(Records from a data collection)
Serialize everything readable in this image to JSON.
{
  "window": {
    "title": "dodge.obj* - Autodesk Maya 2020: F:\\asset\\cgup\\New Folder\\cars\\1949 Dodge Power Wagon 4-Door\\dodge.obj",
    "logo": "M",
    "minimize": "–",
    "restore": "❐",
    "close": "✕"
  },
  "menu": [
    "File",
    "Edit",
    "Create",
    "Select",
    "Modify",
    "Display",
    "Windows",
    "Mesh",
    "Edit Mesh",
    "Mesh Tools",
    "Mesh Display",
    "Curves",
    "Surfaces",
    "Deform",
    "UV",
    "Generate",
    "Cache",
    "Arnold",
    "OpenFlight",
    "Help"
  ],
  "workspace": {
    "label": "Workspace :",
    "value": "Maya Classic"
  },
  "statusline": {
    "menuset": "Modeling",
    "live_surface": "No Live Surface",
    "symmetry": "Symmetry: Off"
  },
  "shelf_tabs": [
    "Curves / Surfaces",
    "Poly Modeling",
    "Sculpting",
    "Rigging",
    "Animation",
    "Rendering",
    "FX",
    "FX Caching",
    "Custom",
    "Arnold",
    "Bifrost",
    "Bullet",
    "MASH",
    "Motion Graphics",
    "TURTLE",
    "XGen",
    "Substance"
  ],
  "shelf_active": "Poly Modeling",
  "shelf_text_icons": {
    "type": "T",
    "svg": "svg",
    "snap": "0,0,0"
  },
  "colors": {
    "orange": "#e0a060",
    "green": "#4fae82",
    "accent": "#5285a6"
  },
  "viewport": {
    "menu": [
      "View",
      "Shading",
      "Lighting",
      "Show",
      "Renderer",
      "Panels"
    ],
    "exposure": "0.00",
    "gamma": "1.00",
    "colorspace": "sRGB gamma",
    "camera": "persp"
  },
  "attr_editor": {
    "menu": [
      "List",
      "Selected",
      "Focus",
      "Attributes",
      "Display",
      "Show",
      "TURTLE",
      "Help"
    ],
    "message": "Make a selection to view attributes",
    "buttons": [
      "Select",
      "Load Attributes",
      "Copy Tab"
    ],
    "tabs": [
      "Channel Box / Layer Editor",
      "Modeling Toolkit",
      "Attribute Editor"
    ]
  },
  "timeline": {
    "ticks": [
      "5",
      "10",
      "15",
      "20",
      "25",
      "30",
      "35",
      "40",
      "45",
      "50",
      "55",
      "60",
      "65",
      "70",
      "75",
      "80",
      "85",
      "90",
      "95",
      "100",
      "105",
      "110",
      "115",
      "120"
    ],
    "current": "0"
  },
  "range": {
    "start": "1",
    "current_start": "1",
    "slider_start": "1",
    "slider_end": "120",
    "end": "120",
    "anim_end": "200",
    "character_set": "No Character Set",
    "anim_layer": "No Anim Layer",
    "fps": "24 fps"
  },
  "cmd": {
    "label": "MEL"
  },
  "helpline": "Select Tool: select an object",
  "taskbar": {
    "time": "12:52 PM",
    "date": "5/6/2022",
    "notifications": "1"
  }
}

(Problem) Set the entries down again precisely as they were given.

(Response)
Serialize everything readable in this image to JSON.
{
  "window": {
    "title": "dodge.obj* - Autodesk Maya 2020: F:\\asset\\cgup\\New Folder\\cars\\1949 Dodge Power Wagon 4-Door\\dodge.obj",
    "logo": "M",
    "minimize": "–",
    "restore": "❐",
    "close": "✕"
  },
  "menu": [
    "File",
    "Edit",
    "Create",
    "Select",
    "Modify",
    "Display",
    "Windows",
    "Mesh",
    "Edit Mesh",
    "Mesh Tools",
    "Mesh Display",
    "Curves",
    "Surfaces",
    "Deform",
    "UV",
    "Generate",
    "Cache",
    "Arnold",
    "OpenFlight",
    "Help"
  ],
  "workspace": {
    "label": "Workspace :",
    "value": "Maya Classic"
  },
  "statusline": {
    "menuset": "Modeling",
    "live_surface": "No Live Surface",
    "symmetry": "Symmetry: Off"
  },
  "shelf_tabs": [
    "Curves / Surfaces",
    "Poly Modeling",
    "Sculpting",
    "Rigging",
    "Animation",
    "Rendering",
    "FX",
    "FX Caching",
    "Custom",
    "Arnold",
    "Bifrost",
    "Bullet",
    "MASH",
    "Motion Graphics",
    "TURTLE",
    "XGen",
    "Substance"
  ],
  "shelf_active": "Poly Modeling",
  "shelf_text_icons": {
    "type": "T",
    "svg": "svg",
    "snap": "0,0,0"
  },
  "colors": {
    "orange": "#e0a060",
    "green": "#4fae82",
    "accent": "#5285a6"
  },
  "viewport": {
    "menu": [
      "View",
      "Shading",
      "Lighting",
      "Show",
      "Renderer",
      "Panels"
    ],
    "exposure": "0.00",
    "gamma": "1.00",
    "colorspace": "sRGB gamma",
    "camera": "persp"
  },
  "attr_editor": {
    "menu": [
      "List",
      "Selected",
      "Focus",
      "Attributes",
      "Display",
      "Show",
      "TURTLE",
      "Help"
    ],
    "message": "Make a selection to view attributes",
    "buttons": [
      "Select",
      "Load Attributes",
      "Copy Tab"
    ],
    "tabs": [
      "Channel Box / Layer Editor",
      "Modeling Toolkit",
      "Attribute Editor"
    ]
  },
  "timeline": {
    "ticks": [
      "5",
      "10",
      "15",
      "20",
      "25",
      "30",
      "35",
      "40",
      "45",
      "50",
      "55",
      "60",
      "65",
      "70",
      "75",
      "80",
      "85",
      "90",
      "95",
      "100",
      "105",
      "110",
      "115",
      "120"
    ],
    "current": "0"
  },
  "range": {
    "start": "1",
    "current_start": "1",
    "slider_start": "1",
    "slider_end": "120",
    "end": "120",
    "anim_end": "200",
    "character_set": "No Character Set",
    "anim_layer": "No Anim Layer",
    "fps": "24 fps"
  },
  "cmd": {
    "label": "MEL"
  },
  "helpline": "Select Tool: select an object",
  "taskbar": {
    "time": "12:52 PM",
    "date": "5/6/2022",
    "notifications": "1"
  }
}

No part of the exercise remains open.